Please report how many lines of the listing contain the string "this", giving the number only.

□ □ □ □

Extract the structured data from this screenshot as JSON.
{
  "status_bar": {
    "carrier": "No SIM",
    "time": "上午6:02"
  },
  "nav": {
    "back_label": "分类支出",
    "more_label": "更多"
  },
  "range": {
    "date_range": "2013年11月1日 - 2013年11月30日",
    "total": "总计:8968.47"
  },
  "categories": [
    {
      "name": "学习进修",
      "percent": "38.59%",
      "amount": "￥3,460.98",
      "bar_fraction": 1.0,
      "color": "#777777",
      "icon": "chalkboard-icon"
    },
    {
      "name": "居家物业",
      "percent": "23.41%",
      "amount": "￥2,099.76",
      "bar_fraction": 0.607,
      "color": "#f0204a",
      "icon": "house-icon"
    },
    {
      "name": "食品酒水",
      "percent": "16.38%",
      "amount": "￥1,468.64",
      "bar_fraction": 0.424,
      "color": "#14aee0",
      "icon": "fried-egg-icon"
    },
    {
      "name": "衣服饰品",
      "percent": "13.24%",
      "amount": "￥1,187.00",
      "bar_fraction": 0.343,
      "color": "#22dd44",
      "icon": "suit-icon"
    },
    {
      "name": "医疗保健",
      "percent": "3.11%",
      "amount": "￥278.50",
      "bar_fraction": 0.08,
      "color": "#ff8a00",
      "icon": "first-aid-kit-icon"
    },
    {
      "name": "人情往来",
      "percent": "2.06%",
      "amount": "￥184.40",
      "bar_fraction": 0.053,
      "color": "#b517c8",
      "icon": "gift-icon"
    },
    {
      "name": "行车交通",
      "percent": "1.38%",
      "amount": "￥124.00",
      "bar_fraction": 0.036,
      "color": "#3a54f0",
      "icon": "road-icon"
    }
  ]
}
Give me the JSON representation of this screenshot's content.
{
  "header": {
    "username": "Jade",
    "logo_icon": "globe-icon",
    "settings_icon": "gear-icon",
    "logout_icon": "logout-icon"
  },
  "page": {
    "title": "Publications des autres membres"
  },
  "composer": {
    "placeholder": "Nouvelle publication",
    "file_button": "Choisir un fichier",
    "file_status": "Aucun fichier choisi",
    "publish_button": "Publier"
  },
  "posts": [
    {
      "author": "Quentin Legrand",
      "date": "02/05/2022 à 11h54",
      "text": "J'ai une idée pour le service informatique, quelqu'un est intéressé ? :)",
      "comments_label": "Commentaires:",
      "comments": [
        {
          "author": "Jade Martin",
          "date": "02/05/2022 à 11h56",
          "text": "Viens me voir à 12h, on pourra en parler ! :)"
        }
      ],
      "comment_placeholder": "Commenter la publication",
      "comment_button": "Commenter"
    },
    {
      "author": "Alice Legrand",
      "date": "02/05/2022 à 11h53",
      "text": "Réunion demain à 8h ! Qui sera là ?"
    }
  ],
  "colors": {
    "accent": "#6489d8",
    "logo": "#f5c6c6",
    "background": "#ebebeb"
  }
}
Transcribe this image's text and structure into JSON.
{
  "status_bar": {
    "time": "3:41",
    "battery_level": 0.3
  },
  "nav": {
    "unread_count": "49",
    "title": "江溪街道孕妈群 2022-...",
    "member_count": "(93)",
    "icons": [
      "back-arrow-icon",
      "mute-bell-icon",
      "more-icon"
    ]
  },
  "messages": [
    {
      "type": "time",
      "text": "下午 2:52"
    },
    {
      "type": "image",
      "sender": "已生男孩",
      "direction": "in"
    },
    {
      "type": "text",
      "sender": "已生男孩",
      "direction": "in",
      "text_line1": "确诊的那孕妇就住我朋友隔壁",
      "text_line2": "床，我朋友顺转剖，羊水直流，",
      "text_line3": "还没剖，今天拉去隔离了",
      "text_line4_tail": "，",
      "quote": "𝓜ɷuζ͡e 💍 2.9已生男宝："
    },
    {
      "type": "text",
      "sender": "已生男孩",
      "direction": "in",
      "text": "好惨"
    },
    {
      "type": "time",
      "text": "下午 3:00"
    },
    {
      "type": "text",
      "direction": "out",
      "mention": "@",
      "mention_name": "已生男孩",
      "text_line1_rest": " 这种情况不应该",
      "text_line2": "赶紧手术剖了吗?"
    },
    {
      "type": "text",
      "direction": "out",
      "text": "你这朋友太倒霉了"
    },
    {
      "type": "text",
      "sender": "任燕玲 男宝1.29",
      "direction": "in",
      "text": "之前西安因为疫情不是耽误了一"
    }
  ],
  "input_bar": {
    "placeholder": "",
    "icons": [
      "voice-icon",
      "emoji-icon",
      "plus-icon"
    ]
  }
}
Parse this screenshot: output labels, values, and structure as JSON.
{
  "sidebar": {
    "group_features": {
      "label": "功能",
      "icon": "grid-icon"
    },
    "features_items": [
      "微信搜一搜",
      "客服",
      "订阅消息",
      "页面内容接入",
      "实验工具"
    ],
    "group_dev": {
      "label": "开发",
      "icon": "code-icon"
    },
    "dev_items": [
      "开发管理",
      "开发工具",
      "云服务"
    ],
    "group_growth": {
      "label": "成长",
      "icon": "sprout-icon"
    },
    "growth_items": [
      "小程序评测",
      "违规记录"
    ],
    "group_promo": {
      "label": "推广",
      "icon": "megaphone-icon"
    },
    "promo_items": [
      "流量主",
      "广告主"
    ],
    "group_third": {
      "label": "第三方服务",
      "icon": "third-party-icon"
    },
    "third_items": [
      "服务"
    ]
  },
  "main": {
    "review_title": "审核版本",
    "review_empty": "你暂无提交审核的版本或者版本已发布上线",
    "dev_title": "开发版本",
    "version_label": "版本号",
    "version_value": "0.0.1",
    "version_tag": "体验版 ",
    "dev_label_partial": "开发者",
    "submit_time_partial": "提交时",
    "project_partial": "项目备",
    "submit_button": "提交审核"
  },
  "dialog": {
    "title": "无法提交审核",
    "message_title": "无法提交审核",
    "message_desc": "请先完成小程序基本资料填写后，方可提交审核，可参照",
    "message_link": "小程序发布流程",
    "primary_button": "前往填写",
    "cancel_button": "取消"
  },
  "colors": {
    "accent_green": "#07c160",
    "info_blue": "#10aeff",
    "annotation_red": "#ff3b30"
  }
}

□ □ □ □

Written reply:
4